With no previous experience, he bought his own sewing machine and taught himself to sew. The design was constantly being improved by feedback from peer musicians, touring oud players and designers, who were travelling the world with Joubran’s various models. After a year of research, design and creating fifteen prototypes, the PROUDCASE was born. Joubran would go on to train two seamstresses to support the growing enterprise and now sends out cases to oud players around the world. 

Trust that there are always more good people than bad people, in every aspect. 

What advice would Joubran give, based on his own experiences in live?

“There’s a nice line that Norah Jones said in the film My Blueberry Nights: ‘I’m happy that I’ve always failed to not trust people’. I’m always happy to trust people […] Trust that there are always more good people than bad people, in every aspect. For me, I use this in art. Everyone tries to use me in the Trio Joubran to achieve something. And I just give. Many musicians come to me for consulting. I give as much as I know, maybe more. Some people ask why I don’t keep this for myself, because if I did, I could keep it for myself and be better off. What does better mean when you’re making art? My brothers always taught me how to love and give, and not challenge. There’s no challenge between us, except musically on stage.”

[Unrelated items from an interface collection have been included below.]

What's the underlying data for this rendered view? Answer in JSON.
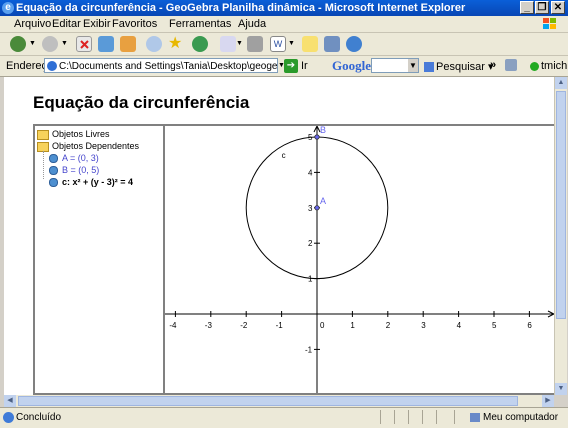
{
  "window": {
    "title": "Equação da circunferência - GeoGebra Planilha dinâmica - Microsoft Internet Explorer",
    "minimize": "_",
    "maximize": "❐",
    "close": "✕"
  },
  "menu": [
    "Arquivo",
    "Editar",
    "Exibir",
    "Favoritos",
    "Ferramentas",
    "Ajuda"
  ],
  "address": {
    "label": "Endereço",
    "value": "C:\\Documents and Settings\\Tania\\Desktop\\geogebra\\eq_circu",
    "go_label": "Ir"
  },
  "google": {
    "logo": "Google",
    "search_label": "Pesquisar",
    "user": "tmich"
  },
  "page": {
    "title": "Equação da circunferência"
  },
  "algebra": {
    "free_label": "Objetos Livres",
    "dependent_label": "Objetos Dependentes",
    "items": [
      {
        "text": "A = (0, 3)",
        "color": "#4444cc"
      },
      {
        "text": "B = (0, 5)",
        "color": "#4444cc"
      },
      {
        "text": "c: x² + (y - 3)² = 4",
        "color": "#000000"
      }
    ]
  },
  "graph": {
    "x_ticks": [
      "-4",
      "-3",
      "-2",
      "-1",
      "0",
      "1",
      "2",
      "3",
      "4",
      "5",
      "6"
    ],
    "y_ticks": [
      "-1",
      "1",
      "2",
      "3",
      "4",
      "5",
      "6"
    ],
    "point_A": {
      "label": "A",
      "x": 0,
      "y": 3
    },
    "point_B": {
      "label": "B",
      "x": 0,
      "y": 5
    },
    "circle": {
      "label": "c",
      "center_x": 0,
      "center_y": 3,
      "radius": 2
    }
  },
  "status": {
    "text": "Concluído",
    "zone": "Meu computador"
  }
}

A few days before we spoke, Joubran’s third child was born. He tells us his children will carve their own destiny, as he had done. While there is always encouragement for them to pursue their own passions, Joubran is adamant he will not force anything on his children, especially not at such an early age. What would he like them to learn?

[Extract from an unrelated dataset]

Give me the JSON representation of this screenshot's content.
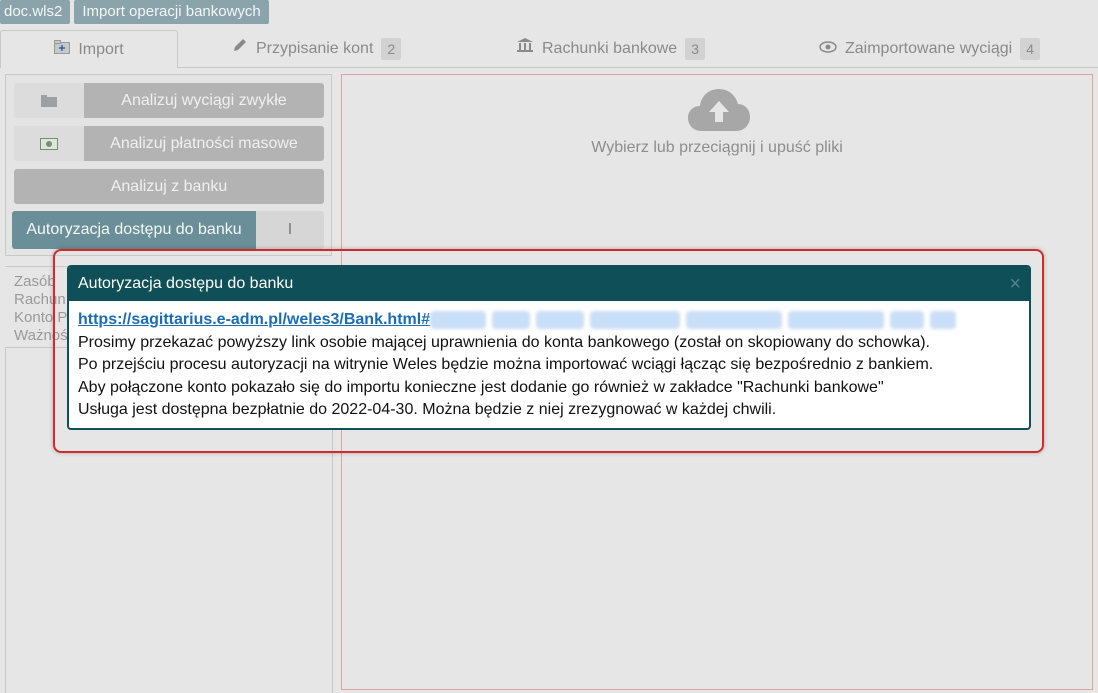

“I would love to transmit this quality, these key notes, key ideas. I would like to transmit it to other oud players that want to achieve their own sound. Because me, within the Trio or outside the Trio, I have my own sound. whether in playing, composition or performing. And this is what everyone should have, should do, or deserves to have as an oud player. They always have oud players or teachers that say ‘you have to play like me’. If you’re not playing like me, then you’re not good. And this is bad. And this is what I refused when I was sixteen. And this is what I want to transmit”.

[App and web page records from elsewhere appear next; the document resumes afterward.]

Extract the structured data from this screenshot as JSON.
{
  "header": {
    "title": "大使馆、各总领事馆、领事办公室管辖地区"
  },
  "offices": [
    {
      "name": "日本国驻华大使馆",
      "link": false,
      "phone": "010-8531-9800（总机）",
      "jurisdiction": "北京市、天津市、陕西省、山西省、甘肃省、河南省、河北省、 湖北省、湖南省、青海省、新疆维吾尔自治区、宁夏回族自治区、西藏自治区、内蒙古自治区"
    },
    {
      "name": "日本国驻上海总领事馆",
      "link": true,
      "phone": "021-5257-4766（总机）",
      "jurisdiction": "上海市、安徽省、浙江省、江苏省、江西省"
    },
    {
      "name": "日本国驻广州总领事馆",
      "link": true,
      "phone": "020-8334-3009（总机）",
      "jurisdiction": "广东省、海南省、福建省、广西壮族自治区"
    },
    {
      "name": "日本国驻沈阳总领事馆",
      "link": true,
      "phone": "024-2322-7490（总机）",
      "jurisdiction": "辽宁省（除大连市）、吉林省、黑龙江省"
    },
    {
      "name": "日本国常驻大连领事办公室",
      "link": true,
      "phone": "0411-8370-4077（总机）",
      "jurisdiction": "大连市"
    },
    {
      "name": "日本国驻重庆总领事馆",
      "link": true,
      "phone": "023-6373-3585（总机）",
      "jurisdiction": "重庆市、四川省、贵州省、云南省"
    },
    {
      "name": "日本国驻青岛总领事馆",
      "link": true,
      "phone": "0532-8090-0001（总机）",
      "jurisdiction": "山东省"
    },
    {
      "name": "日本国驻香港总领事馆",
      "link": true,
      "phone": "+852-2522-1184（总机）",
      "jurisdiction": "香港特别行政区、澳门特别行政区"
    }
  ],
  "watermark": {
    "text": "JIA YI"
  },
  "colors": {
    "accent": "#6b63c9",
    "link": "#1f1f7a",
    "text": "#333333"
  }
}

A warm thank you to all of those who submitted questions. To respect some privacy requests, we have kept names anonymous.

In your eyes, who is the best oud master/virtuoso and why? What’s best about their technique?
I don’t think there is ONE best, there are many I learn from, and much more I enjoy listening to, techniques are here to serve an idea or a story, or a feeling, if we forget all about this and focus on techniques we lose the music.

What’s your favourite childhood memory?
So many, running in the woods with Wissam and collecting wild fennels and zaatar, and stopping by a family having lunch under a shade of a few trees. And if I think about it now, I see the beauty of not even knowing it was called Palestine, and not knowing that lands were stolen, and families had to flee, or fight till death… the simplicity of the reality, my house and the trees around was all my world.

Spill the tea – are you related to Kamilya?
Not at all, she is Palestinian, born to an oud maker father as well, herself is a great oud player and musician, but in Palestine there are several different Joubran families, but unfortunately we are not family related, she is a good friend though, highly respected and respectful.

What is your favourite novel?
Paolo Coelho – Eleven minutes. 

When can we expect to see you perform next? Are there any new projects?
Performing Next is our topic with our agents, this seems to be a difficult to answer, as we have missed two booking seasons due to the pandemic, but we are so eager to be on stage, just as much as our public is eager to see us live, never the less, this is how long the three brothers haven’t seen each other and this is when we expect to see each other next. As for projects, we’ve just released a singer with a great Iranian singer Alireza Qorbani and we have a remix ready to release, waiting for the right idea for the video clip.